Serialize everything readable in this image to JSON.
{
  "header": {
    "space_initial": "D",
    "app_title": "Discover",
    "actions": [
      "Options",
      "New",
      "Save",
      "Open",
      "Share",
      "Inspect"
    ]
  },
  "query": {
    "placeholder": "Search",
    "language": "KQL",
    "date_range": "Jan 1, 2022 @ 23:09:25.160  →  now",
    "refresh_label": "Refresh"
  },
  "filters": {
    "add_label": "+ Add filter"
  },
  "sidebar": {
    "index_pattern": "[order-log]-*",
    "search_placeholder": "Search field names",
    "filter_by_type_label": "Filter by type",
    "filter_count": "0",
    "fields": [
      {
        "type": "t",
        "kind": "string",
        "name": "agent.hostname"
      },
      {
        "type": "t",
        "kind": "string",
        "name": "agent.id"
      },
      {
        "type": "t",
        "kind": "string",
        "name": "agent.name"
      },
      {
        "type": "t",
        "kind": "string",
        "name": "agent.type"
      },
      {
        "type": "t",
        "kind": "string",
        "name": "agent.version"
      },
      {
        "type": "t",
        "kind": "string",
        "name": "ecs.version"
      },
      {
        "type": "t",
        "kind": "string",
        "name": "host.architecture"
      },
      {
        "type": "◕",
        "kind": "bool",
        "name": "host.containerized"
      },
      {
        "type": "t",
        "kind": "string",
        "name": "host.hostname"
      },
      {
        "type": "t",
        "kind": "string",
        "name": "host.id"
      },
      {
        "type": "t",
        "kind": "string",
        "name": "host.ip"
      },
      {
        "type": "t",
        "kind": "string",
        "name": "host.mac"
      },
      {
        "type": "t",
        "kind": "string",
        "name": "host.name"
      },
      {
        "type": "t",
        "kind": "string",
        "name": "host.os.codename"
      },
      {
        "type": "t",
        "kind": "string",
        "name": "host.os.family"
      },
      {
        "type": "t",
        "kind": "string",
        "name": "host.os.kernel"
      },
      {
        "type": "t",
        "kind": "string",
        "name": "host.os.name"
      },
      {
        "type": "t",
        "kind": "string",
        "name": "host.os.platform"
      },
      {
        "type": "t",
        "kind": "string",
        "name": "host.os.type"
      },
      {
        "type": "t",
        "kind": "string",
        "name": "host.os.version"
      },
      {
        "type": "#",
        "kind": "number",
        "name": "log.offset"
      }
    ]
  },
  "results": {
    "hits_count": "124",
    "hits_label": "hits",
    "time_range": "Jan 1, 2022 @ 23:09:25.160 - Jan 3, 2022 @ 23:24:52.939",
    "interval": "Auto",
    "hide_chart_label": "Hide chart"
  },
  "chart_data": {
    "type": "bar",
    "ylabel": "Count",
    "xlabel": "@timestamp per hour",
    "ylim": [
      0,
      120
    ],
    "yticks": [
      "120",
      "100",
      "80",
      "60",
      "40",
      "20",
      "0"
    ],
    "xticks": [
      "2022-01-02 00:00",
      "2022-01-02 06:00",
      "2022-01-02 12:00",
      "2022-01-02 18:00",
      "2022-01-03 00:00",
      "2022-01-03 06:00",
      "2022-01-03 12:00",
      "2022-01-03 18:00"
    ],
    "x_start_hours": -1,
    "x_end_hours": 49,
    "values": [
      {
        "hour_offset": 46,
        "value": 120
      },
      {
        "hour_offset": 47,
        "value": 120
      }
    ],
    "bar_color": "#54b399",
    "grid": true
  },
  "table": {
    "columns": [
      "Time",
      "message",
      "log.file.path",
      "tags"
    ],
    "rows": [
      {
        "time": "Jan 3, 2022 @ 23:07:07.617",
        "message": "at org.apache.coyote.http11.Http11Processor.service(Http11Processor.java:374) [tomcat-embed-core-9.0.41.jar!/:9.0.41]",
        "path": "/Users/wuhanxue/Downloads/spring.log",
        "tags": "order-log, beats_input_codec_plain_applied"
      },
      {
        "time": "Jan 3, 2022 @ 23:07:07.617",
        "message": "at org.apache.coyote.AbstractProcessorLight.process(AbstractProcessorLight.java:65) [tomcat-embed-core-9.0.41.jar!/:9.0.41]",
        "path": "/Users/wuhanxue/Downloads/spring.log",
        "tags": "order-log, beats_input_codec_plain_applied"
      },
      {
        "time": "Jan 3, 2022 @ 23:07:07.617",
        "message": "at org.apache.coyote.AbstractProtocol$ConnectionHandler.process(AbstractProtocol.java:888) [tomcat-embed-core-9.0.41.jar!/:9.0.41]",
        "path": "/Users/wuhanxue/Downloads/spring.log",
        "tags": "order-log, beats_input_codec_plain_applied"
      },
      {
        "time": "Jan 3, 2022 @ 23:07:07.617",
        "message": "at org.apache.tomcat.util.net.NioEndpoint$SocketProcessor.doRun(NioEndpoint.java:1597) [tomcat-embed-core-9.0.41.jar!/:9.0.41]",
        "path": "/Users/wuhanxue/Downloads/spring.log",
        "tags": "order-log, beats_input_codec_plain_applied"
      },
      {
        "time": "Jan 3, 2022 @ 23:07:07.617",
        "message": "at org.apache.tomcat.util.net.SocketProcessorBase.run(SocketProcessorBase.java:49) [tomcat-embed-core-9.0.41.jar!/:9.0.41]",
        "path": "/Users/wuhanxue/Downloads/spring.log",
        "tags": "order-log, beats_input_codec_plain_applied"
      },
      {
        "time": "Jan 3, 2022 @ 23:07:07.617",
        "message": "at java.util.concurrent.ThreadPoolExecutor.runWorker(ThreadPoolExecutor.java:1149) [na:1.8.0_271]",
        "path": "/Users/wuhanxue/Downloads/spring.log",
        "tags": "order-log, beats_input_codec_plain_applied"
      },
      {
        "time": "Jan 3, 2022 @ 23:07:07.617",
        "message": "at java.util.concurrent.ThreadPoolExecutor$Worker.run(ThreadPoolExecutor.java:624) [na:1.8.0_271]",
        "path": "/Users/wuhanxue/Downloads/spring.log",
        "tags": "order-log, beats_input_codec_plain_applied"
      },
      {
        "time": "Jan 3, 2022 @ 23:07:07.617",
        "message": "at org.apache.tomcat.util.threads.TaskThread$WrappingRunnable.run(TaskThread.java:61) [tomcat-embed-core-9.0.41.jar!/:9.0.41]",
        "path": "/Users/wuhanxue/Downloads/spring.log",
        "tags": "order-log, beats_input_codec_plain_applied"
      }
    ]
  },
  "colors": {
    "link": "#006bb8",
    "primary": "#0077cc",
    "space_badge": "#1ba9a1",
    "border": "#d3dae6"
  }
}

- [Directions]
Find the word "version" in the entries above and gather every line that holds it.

- [Output below]
        "name": "agent.version"
        "name": "ecs.version"
        "name": "host.os.version"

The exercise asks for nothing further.